START PROVIDED DATA

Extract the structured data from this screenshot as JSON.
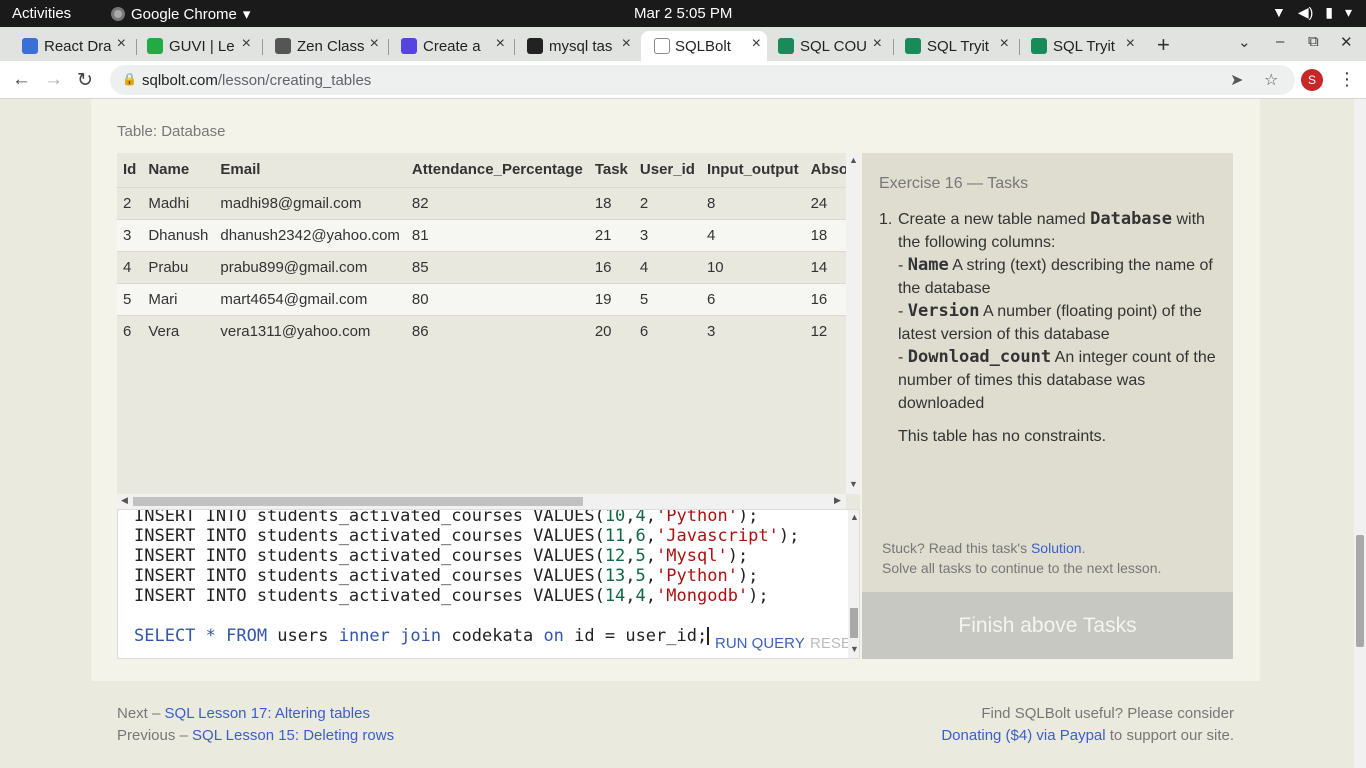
{
  "os": {
    "activities": "Activities",
    "app_name": "Google Chrome",
    "clock": "Mar 2  5:05 PM"
  },
  "tabs": [
    {
      "title": "React Dra",
      "icon_color": "#3a6fd8",
      "icon": "react-icon"
    },
    {
      "title": "GUVI | Le",
      "icon_color": "#22aa44",
      "icon": "guvi-icon"
    },
    {
      "title": "Zen Class",
      "icon_color": "#555555",
      "icon": "zen-icon"
    },
    {
      "title": "Create a",
      "icon_color": "#5544dd",
      "icon": "create-icon"
    },
    {
      "title": "mysql tas",
      "icon_color": "#222222",
      "icon": "github-icon"
    },
    {
      "title": "SQLBolt",
      "icon_color": "#555555",
      "icon": "database-icon"
    },
    {
      "title": "SQL COU",
      "icon_color": "#1a8a5a",
      "icon": "w3schools-icon"
    },
    {
      "title": "SQL Tryit",
      "icon_color": "#1a8a5a",
      "icon": "w3schools-icon"
    },
    {
      "title": "SQL Tryit",
      "icon_color": "#1a8a5a",
      "icon": "w3schools-icon"
    }
  ],
  "address": {
    "host": "sqlbolt.com",
    "path": "/lesson/creating_tables",
    "avatar_letter": "S"
  },
  "table": {
    "caption": "Table: Database",
    "columns": [
      "Id",
      "Name",
      "Email",
      "Attendance_Percentage",
      "Task",
      "User_id",
      "Input_output",
      "Absolute"
    ],
    "rows": [
      [
        "2",
        "Madhi",
        "madhi98@gmail.com",
        "82",
        "18",
        "2",
        "8",
        "24"
      ],
      [
        "3",
        "Dhanush",
        "dhanush2342@yahoo.com",
        "81",
        "21",
        "3",
        "4",
        "18"
      ],
      [
        "4",
        "Prabu",
        "prabu899@gmail.com",
        "85",
        "16",
        "4",
        "10",
        "14"
      ],
      [
        "5",
        "Mari",
        "mart4654@gmail.com",
        "80",
        "19",
        "5",
        "6",
        "16"
      ],
      [
        "6",
        "Vera",
        "vera1311@yahoo.com",
        "86",
        "20",
        "6",
        "3",
        "12"
      ]
    ]
  },
  "editor": {
    "lines": [
      {
        "pre": "INSERT INTO students_activated_courses VALUES(",
        "a": "10",
        "b": "4",
        "s": "'Python'",
        "post": ");"
      },
      {
        "pre": "INSERT INTO students_activated_courses VALUES(",
        "a": "11",
        "b": "6",
        "s": "'Javascript'",
        "post": ");"
      },
      {
        "pre": "INSERT INTO students_activated_courses VALUES(",
        "a": "12",
        "b": "5",
        "s": "'Mysql'",
        "post": ");"
      },
      {
        "pre": "INSERT INTO students_activated_courses VALUES(",
        "a": "13",
        "b": "5",
        "s": "'Python'",
        "post": ");"
      },
      {
        "pre": "INSERT INTO students_activated_courses VALUES(",
        "a": "14",
        "b": "4",
        "s": "'Mongodb'",
        "post": ");"
      }
    ],
    "query": {
      "p1": "SELECT * FROM ",
      "p2": "users ",
      "p3": "inner join ",
      "p4": "codekata ",
      "p5": "on ",
      "p6": "id = user_id;"
    },
    "run_label": "RUN QUERY",
    "reset_label": "RESET"
  },
  "task": {
    "title": "Exercise 16 — Tasks",
    "number": "1.",
    "intro_a": "Create a new table named ",
    "table_name": "Database",
    "intro_b": " with the following columns:",
    "columns": [
      {
        "name": "Name",
        "desc": " A string (text) describing the name of the database"
      },
      {
        "name": "Version",
        "desc": " A number (floating point) of the latest version of this database"
      },
      {
        "name": "Download_count",
        "desc": " An integer count of the number of times this database was downloaded"
      }
    ],
    "note": "This table has no constraints.",
    "stuck_a": "Stuck? Read this task's ",
    "solution": "Solution",
    "stuck_b": ".",
    "solve_all": "Solve all tasks to continue to the next lesson.",
    "finish": "Finish above Tasks"
  },
  "footer": {
    "next_prefix": "Next – ",
    "next_link": "SQL Lesson 17: Altering tables",
    "prev_prefix": "Previous – ",
    "prev_link": "SQL Lesson 15: Deleting rows",
    "useful": "Find SQLBolt useful? Please consider",
    "donate_link": "Donating ($4) via Paypal",
    "donate_suffix": " to support our site."
  }
}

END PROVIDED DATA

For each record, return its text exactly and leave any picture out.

Extract the structured data from this screenshot as JSON.
{
  "os": {
    "activities": "Activities",
    "app_name": "Google Chrome",
    "clock": "Mar 2  5:05 PM"
  },
  "tabs": [
    {
      "title": "React Dra",
      "icon_color": "#3a6fd8",
      "icon": "react-icon"
    },
    {
      "title": "GUVI | Le",
      "icon_color": "#22aa44",
      "icon": "guvi-icon"
    },
    {
      "title": "Zen Class",
      "icon_color": "#555555",
      "icon": "zen-icon"
    },
    {
      "title": "Create a",
      "icon_color": "#5544dd",
      "icon": "create-icon"
    },
    {
      "title": "mysql tas",
      "icon_color": "#222222",
      "icon": "github-icon"
    },
    {
      "title": "SQLBolt",
      "icon_color": "#555555",
      "icon": "database-icon"
    },
    {
      "title": "SQL COU",
      "icon_color": "#1a8a5a",
      "icon": "w3schools-icon"
    },
    {
      "title": "SQL Tryit",
      "icon_color": "#1a8a5a",
      "icon": "w3schools-icon"
    },
    {
      "title": "SQL Tryit",
      "icon_color": "#1a8a5a",
      "icon": "w3schools-icon"
    }
  ],
  "address": {
    "host": "sqlbolt.com",
    "path": "/lesson/creating_tables",
    "avatar_letter": "S"
  },
  "table": {
    "caption": "Table: Database",
    "columns": [
      "Id",
      "Name",
      "Email",
      "Attendance_Percentage",
      "Task",
      "User_id",
      "Input_output",
      "Absolute"
    ],
    "rows": [
      [
        "2",
        "Madhi",
        "madhi98@gmail.com",
        "82",
        "18",
        "2",
        "8",
        "24"
      ],
      [
        "3",
        "Dhanush",
        "dhanush2342@yahoo.com",
        "81",
        "21",
        "3",
        "4",
        "18"
      ],
      [
        "4",
        "Prabu",
        "prabu899@gmail.com",
        "85",
        "16",
        "4",
        "10",
        "14"
      ],
      [
        "5",
        "Mari",
        "mart4654@gmail.com",
        "80",
        "19",
        "5",
        "6",
        "16"
      ],
      [
        "6",
        "Vera",
        "vera1311@yahoo.com",
        "86",
        "20",
        "6",
        "3",
        "12"
      ]
    ]
  },
  "editor": {
    "lines": [
      {
        "pre": "INSERT INTO students_activated_courses VALUES(",
        "a": "10",
        "b": "4",
        "s": "'Python'",
        "post": ");"
      },
      {
        "pre": "INSERT INTO students_activated_courses VALUES(",
        "a": "11",
        "b": "6",
        "s": "'Javascript'",
        "post": ");"
      },
      {
        "pre": "INSERT INTO students_activated_courses VALUES(",
        "a": "12",
        "b": "5",
        "s": "'Mysql'",
        "post": ");"
      },
      {
        "pre": "INSERT INTO students_activated_courses VALUES(",
        "a": "13",
        "b": "5",
        "s": "'Python'",
        "post": ");"
      },
      {
        "pre": "INSERT INTO students_activated_courses VALUES(",
        "a": "14",
        "b": "4",
        "s": "'Mongodb'",
        "post": ");"
      }
    ],
    "query": {
      "p1": "SELECT * FROM ",
      "p2": "users ",
      "p3": "inner join ",
      "p4": "codekata ",
      "p5": "on ",
      "p6": "id = user_id;"
    },
    "run_label": "RUN QUERY",
    "reset_label": "RESET"
  },
  "task": {
    "title": "Exercise 16 — Tasks",
    "number": "1.",
    "intro_a": "Create a new table named ",
    "table_name": "Database",
    "intro_b": " with the following columns:",
    "columns": [
      {
        "name": "Name",
        "desc": " A string (text) describing the name of the database"
      },
      {
        "name": "Version",
        "desc": " A number (floating point) of the latest version of this database"
      },
      {
        "name": "Download_count",
        "desc": " An integer count of the number of times this database was downloaded"
      }
    ],
    "note": "This table has no constraints.",
    "stuck_a": "Stuck? Read this task's ",
    "solution": "Solution",
    "stuck_b": ".",
    "solve_all": "Solve all tasks to continue to the next lesson.",
    "finish": "Finish above Tasks"
  },
  "footer": {
    "next_prefix": "Next – ",
    "next_link": "SQL Lesson 17: Altering tables",
    "prev_prefix": "Previous – ",
    "prev_link": "SQL Lesson 15: Deleting rows",
    "useful": "Find SQLBolt useful? Please consider",
    "donate_link": "Donating ($4) via Paypal",
    "donate_suffix": " to support our site."
  }
}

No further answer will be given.